══ Data under study ══

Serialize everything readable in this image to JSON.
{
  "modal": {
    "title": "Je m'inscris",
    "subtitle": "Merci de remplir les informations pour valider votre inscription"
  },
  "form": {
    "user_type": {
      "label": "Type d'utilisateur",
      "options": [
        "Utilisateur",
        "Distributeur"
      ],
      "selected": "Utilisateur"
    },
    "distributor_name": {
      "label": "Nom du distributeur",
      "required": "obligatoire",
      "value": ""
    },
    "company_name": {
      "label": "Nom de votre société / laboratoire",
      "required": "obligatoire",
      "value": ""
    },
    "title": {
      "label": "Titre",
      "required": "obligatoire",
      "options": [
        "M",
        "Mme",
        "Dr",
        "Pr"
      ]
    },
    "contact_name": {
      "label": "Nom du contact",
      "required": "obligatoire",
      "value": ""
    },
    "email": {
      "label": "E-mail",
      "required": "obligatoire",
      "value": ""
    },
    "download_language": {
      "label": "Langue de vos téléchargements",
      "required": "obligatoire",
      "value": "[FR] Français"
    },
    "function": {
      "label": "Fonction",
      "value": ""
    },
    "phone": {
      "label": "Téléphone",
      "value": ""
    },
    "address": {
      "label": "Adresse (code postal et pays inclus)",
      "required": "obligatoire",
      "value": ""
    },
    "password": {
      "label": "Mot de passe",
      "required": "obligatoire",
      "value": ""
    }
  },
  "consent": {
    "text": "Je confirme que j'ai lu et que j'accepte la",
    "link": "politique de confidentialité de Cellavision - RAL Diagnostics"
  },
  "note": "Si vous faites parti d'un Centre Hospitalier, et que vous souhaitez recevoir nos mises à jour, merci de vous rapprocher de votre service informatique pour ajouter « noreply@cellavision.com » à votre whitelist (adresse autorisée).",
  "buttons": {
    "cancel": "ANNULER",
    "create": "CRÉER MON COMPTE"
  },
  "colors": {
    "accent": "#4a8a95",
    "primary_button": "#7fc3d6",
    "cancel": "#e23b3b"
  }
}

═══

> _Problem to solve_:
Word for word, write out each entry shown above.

> _Answer space_:
Serialize everything readable in this image to JSON.
{
  "modal": {
    "title": "Je m'inscris",
    "subtitle": "Merci de remplir les informations pour valider votre inscription"
  },
  "form": {
    "user_type": {
      "label": "Type d'utilisateur",
      "options": [
        "Utilisateur",
        "Distributeur"
      ],
      "selected": "Utilisateur"
    },
    "distributor_name": {
      "label": "Nom du distributeur",
      "required": "obligatoire",
      "value": ""
    },
    "company_name": {
      "label": "Nom de votre société / laboratoire",
      "required": "obligatoire",
      "value": ""
    },
    "title": {
      "label": "Titre",
      "required": "obligatoire",
      "options": [
        "M",
        "Mme",
        "Dr",
        "Pr"
      ]
    },
    "contact_name": {
      "label": "Nom du contact",
      "required": "obligatoire",
      "value": ""
    },
    "email": {
      "label": "E-mail",
      "required": "obligatoire",
      "value": ""
    },
    "download_language": {
      "label": "Langue de vos téléchargements",
      "required": "obligatoire",
      "value": "[FR] Français"
    },
    "function": {
      "label": "Fonction",
      "value": ""
    },
    "phone": {
      "label": "Téléphone",
      "value": ""
    },
    "address": {
      "label": "Adresse (code postal et pays inclus)",
      "required": "obligatoire",
      "value": ""
    },
    "password": {
      "label": "Mot de passe",
      "required": "obligatoire",
      "value": ""
    }
  },
  "consent": {
    "text": "Je confirme que j'ai lu et que j'accepte la",
    "link": "politique de confidentialité de Cellavision - RAL Diagnostics"
  },
  "note": "Si vous faites parti d'un Centre Hospitalier, et que vous souhaitez recevoir nos mises à jour, merci de vous rapprocher de votre service informatique pour ajouter « noreply@cellavision.com » à votre whitelist (adresse autorisée).",
  "buttons": {
    "cancel": "ANNULER",
    "create": "CRÉER MON COMPTE"
  },
  "colors": {
    "accent": "#4a8a95",
    "primary_button": "#7fc3d6",
    "cancel": "#e23b3b"
  }
}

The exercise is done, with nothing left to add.